* [Task prompt]
The expected response is a copy of every line in the entries below that includes the word "circle".

* [Input material]
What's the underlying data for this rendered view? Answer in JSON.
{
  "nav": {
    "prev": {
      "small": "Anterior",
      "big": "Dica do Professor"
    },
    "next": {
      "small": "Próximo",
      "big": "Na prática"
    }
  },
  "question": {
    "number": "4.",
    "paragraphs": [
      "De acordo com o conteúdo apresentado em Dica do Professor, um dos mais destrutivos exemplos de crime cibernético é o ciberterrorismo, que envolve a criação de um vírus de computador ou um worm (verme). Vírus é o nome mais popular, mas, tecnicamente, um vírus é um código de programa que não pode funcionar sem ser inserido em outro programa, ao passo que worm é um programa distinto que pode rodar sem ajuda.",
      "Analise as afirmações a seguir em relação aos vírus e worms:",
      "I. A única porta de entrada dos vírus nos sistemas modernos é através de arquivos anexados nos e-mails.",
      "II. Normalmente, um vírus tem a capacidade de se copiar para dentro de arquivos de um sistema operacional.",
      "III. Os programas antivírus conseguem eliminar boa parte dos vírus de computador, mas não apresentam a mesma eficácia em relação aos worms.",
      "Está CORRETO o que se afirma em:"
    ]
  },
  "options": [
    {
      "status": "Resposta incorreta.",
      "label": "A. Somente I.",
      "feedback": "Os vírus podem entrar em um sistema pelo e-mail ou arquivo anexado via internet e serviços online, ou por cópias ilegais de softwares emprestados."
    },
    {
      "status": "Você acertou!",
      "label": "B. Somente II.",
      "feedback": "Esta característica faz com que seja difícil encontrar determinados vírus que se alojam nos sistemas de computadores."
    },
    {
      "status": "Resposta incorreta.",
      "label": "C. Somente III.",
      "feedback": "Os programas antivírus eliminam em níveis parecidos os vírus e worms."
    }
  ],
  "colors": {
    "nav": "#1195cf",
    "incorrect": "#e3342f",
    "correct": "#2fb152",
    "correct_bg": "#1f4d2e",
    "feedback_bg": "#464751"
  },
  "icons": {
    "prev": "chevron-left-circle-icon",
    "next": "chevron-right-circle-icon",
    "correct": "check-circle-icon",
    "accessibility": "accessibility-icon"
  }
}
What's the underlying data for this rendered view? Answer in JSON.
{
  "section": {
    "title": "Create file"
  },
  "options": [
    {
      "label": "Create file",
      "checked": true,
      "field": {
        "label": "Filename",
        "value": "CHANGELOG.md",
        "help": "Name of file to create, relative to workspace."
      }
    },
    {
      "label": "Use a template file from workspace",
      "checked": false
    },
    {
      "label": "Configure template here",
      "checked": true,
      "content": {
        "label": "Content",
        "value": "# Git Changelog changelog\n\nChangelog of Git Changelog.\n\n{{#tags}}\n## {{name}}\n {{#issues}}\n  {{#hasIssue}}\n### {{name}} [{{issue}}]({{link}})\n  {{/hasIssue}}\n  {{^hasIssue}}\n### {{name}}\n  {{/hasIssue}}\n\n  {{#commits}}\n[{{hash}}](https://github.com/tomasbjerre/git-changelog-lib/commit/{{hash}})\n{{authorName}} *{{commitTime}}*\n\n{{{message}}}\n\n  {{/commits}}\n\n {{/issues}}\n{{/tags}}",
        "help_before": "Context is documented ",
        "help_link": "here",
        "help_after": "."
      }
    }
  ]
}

* [Output for this task]
    "prev": "chevron-left-circle-icon",
    "next": "chevron-right-circle-icon",
    "correct": "check-circle-icon",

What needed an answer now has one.